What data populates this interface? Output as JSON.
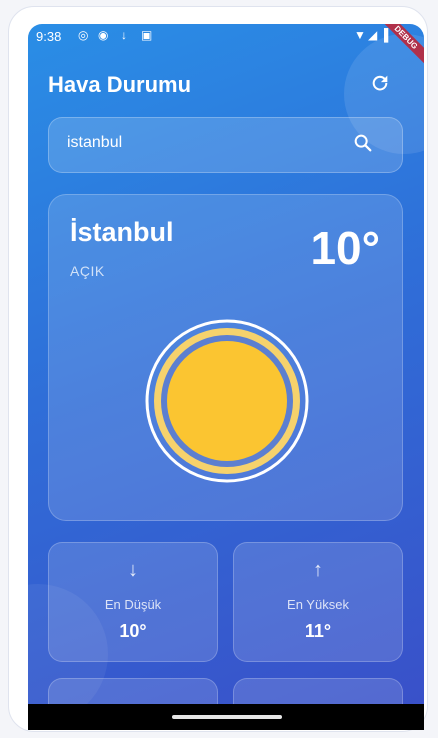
{
  "status_bar": {
    "time": "9:38",
    "icons": [
      "shield-outline-icon",
      "shield-filled-icon",
      "download-icon",
      "app-icon",
      "wifi-icon",
      "signal-icon",
      "battery-icon"
    ],
    "debug_banner": "DEBUG"
  },
  "header": {
    "title": "Hava Durumu",
    "refresh_icon": "refresh-icon"
  },
  "search": {
    "value": "istanbul",
    "icon": "search-icon"
  },
  "weather": {
    "city": "İstanbul",
    "condition": "AÇIK",
    "temperature": "10°",
    "icon": "sun-icon",
    "sun_color": "#fbc531"
  },
  "stats": [
    {
      "icon": "arrow-down-icon",
      "label": "En Düşük",
      "value": "10°"
    },
    {
      "icon": "arrow-up-icon",
      "label": "En Yüksek",
      "value": "11°"
    }
  ],
  "colors": {
    "background_top": "#2a8ee6",
    "background_bottom": "#3a4fc8",
    "sun": "#fbc531",
    "sun_ring": "#f6d26c"
  }
}
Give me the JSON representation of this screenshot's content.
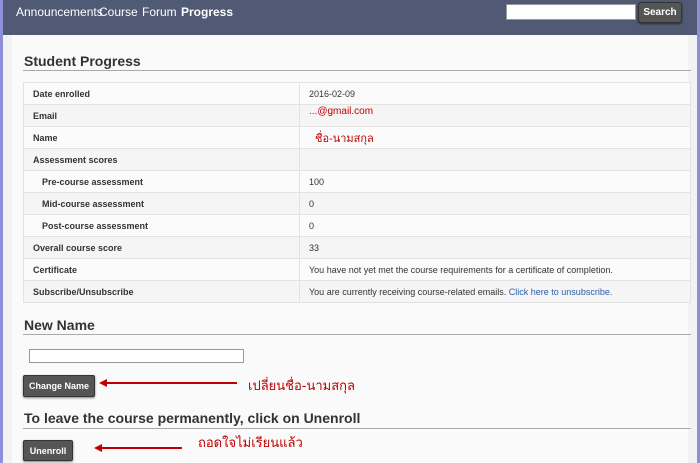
{
  "nav": {
    "items": [
      "Announcements",
      "Course",
      "Forum",
      "Progress"
    ],
    "search_placeholder": "",
    "search_button": "Search"
  },
  "progress": {
    "title": "Student Progress",
    "rows": {
      "date_enrolled": {
        "label": "Date enrolled",
        "value": "2016-02-09"
      },
      "email": {
        "label": "Email",
        "value": "...@gmail.com"
      },
      "name": {
        "label": "Name",
        "value": "ชื่อ-นามสกุล"
      },
      "assessment": {
        "label": "Assessment scores"
      },
      "pre": {
        "label": "Pre-course assessment",
        "value": "100"
      },
      "mid": {
        "label": "Mid-course assessment",
        "value": "0"
      },
      "post": {
        "label": "Post-course assessment",
        "value": "0"
      },
      "overall": {
        "label": "Overall course score",
        "value": "33"
      },
      "certificate": {
        "label": "Certificate",
        "value": "You have not yet met the course requirements for a certificate of completion."
      },
      "subscribe": {
        "label": "Subscribe/Unsubscribe",
        "value": "You are currently receiving course-related emails.",
        "link": "Click here to unsubscribe."
      }
    }
  },
  "new_name": {
    "title": "New Name",
    "input_value": "",
    "button": "Change Name",
    "annotation": "เปลี่ยนชื่อ-นามสกุล"
  },
  "unenroll": {
    "title": "To leave the course permanently, click on Unenroll",
    "button": "Unenroll",
    "annotation": "ถอดใจไม่เรียนแล้ว"
  },
  "colors": {
    "nav_bg": "#505a74",
    "frame": "#8f8fd9",
    "annotation": "#c00000",
    "link": "#2a5db0"
  }
}
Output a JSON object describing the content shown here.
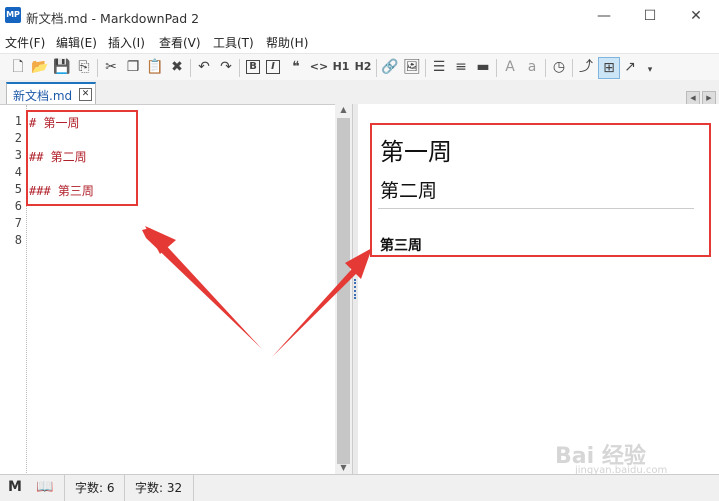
{
  "window": {
    "icon_text": "MP",
    "title": "新文档.md - MarkdownPad 2",
    "minimize_glyph": "—",
    "maximize_glyph": "☐",
    "close_glyph": "✕"
  },
  "menu": [
    "文件(F)",
    "编辑(E)",
    "插入(I)",
    "查看(V)",
    "工具(T)",
    "帮助(H)"
  ],
  "toolbar": {
    "buttons": [
      {
        "name": "new-document-icon",
        "glyph": "🗋"
      },
      {
        "name": "open-folder-icon",
        "glyph": "📂"
      },
      {
        "name": "save-icon",
        "glyph": "💾"
      },
      {
        "name": "save-all-icon",
        "glyph": "⎘"
      },
      {
        "name": "cut-icon",
        "glyph": "✂"
      },
      {
        "name": "copy-icon",
        "glyph": "❐"
      },
      {
        "name": "paste-icon",
        "glyph": "📋"
      },
      {
        "name": "delete-icon",
        "glyph": "✖"
      },
      {
        "name": "undo-icon",
        "glyph": "↶"
      },
      {
        "name": "redo-icon",
        "glyph": "↷"
      },
      {
        "name": "bold-icon",
        "glyph": "B"
      },
      {
        "name": "italic-icon",
        "glyph": "I"
      },
      {
        "name": "quote-icon",
        "glyph": "❝"
      },
      {
        "name": "code-icon",
        "glyph": "<>"
      },
      {
        "name": "heading1-icon",
        "glyph": "H1"
      },
      {
        "name": "heading2-icon",
        "glyph": "H2"
      },
      {
        "name": "link-icon",
        "glyph": "🔗"
      },
      {
        "name": "image-icon",
        "glyph": "🖼"
      },
      {
        "name": "bulleted-list-icon",
        "glyph": "☰"
      },
      {
        "name": "numbered-list-icon",
        "glyph": "≡"
      },
      {
        "name": "horizontal-rule-icon",
        "glyph": "▬"
      },
      {
        "name": "uppercase-icon",
        "glyph": "A"
      },
      {
        "name": "lowercase-icon",
        "glyph": "a"
      },
      {
        "name": "timestamp-icon",
        "glyph": "◷"
      },
      {
        "name": "swap-panes-icon",
        "glyph": "⤴"
      },
      {
        "name": "live-preview-icon",
        "glyph": "⊞"
      },
      {
        "name": "export-icon",
        "glyph": "↗"
      },
      {
        "name": "toolbar-overflow-icon",
        "glyph": "▾"
      }
    ]
  },
  "tab": {
    "label": "新文档.md",
    "close_glyph": "✕"
  },
  "tab_nav": {
    "left": "◀",
    "right": "▶"
  },
  "editor": {
    "line_numbers": [
      "1",
      "2",
      "3",
      "4",
      "5",
      "6",
      "7",
      "8"
    ],
    "lines": [
      "# 第一周",
      "",
      "## 第二周",
      "",
      "### 第三周",
      "",
      "",
      ""
    ]
  },
  "preview": {
    "h1": "第一周",
    "h2": "第二周",
    "h3": "第三周"
  },
  "status": {
    "markdown_icon": "M",
    "book_icon": "📖",
    "word_count": "字数: 6",
    "char_count": "字数: 32"
  },
  "watermark": {
    "text": "Bai 经验",
    "url": "jingyan.baidu.com"
  },
  "colors": {
    "annotation": "#e53935",
    "code_text": "#b0202a",
    "tab_accent": "#1e73be"
  }
}
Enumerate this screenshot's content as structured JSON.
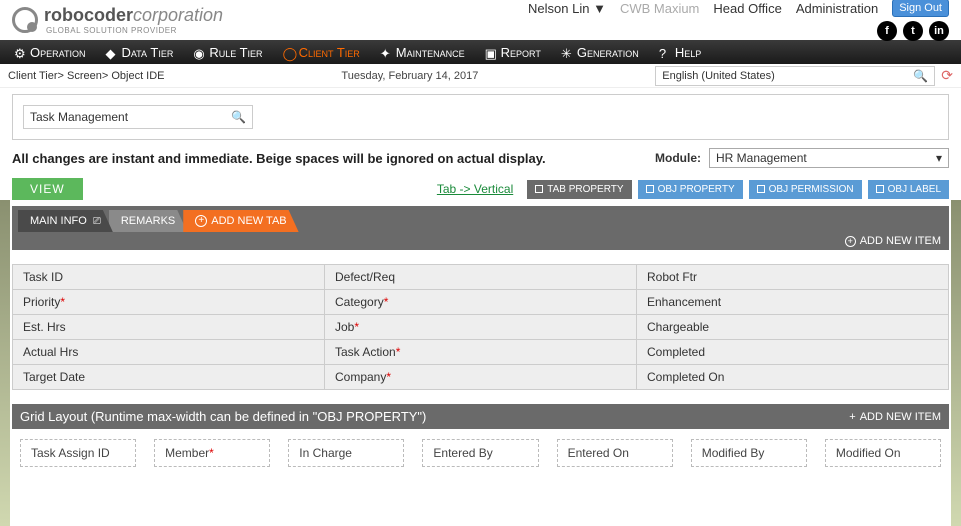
{
  "header": {
    "brand_main": "robocoder",
    "brand_sub": "corporation",
    "brand_tag": "GLOBAL SOLUTION PROVIDER",
    "user": "Nelson Lin",
    "links": [
      "CWB Maxium",
      "Head Office",
      "Administration"
    ],
    "signout": "Sign Out"
  },
  "nav": {
    "items": [
      "Operation",
      "Data Tier",
      "Rule Tier",
      "Client Tier",
      "Maintenance",
      "Report",
      "Generation",
      "Help"
    ],
    "active_index": 3
  },
  "crumb": {
    "path": "Client Tier> Screen> Object IDE",
    "date": "Tuesday, February 14, 2017",
    "language": "English (United States)"
  },
  "search": {
    "value": "Task Management"
  },
  "info_text": "All changes are instant and immediate. Beige spaces will be ignored on actual display.",
  "module": {
    "label": "Module:",
    "value": "HR Management"
  },
  "buttons": {
    "view": "VIEW",
    "tab_link": "Tab -> Vertical",
    "props": [
      "TAB PROPERTY",
      "OBJ PROPERTY",
      "OBJ PERMISSION",
      "OBJ LABEL"
    ]
  },
  "tabs": {
    "items": [
      "MAIN INFO",
      "REMARKS"
    ],
    "active_index": 0,
    "add_label": "ADD NEW TAB"
  },
  "add_item_label": "ADD NEW ITEM",
  "fields": [
    [
      {
        "t": "Task ID"
      },
      {
        "t": "Defect/Req"
      },
      {
        "t": "Robot Ftr"
      }
    ],
    [
      {
        "t": "Priority",
        "r": true
      },
      {
        "t": "Category",
        "r": true
      },
      {
        "t": "Enhancement"
      }
    ],
    [
      {
        "t": "Est. Hrs"
      },
      {
        "t": "Job",
        "r": true
      },
      {
        "t": "Chargeable"
      }
    ],
    [
      {
        "t": "Actual Hrs"
      },
      {
        "t": "Task Action",
        "r": true
      },
      {
        "t": "Completed"
      }
    ],
    [
      {
        "t": "Target Date"
      },
      {
        "t": "Company",
        "r": true
      },
      {
        "t": "Completed On"
      }
    ]
  ],
  "grid": {
    "title": "Grid Layout (Runtime max-width can be defined in \"OBJ PROPERTY\")",
    "cols": [
      {
        "t": "Task Assign ID"
      },
      {
        "t": "Member",
        "r": true
      },
      {
        "t": "In Charge"
      },
      {
        "t": "Entered By"
      },
      {
        "t": "Entered On"
      },
      {
        "t": "Modified By"
      },
      {
        "t": "Modified On"
      }
    ]
  }
}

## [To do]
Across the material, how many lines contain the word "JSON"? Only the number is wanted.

## [Response to the exercise]
4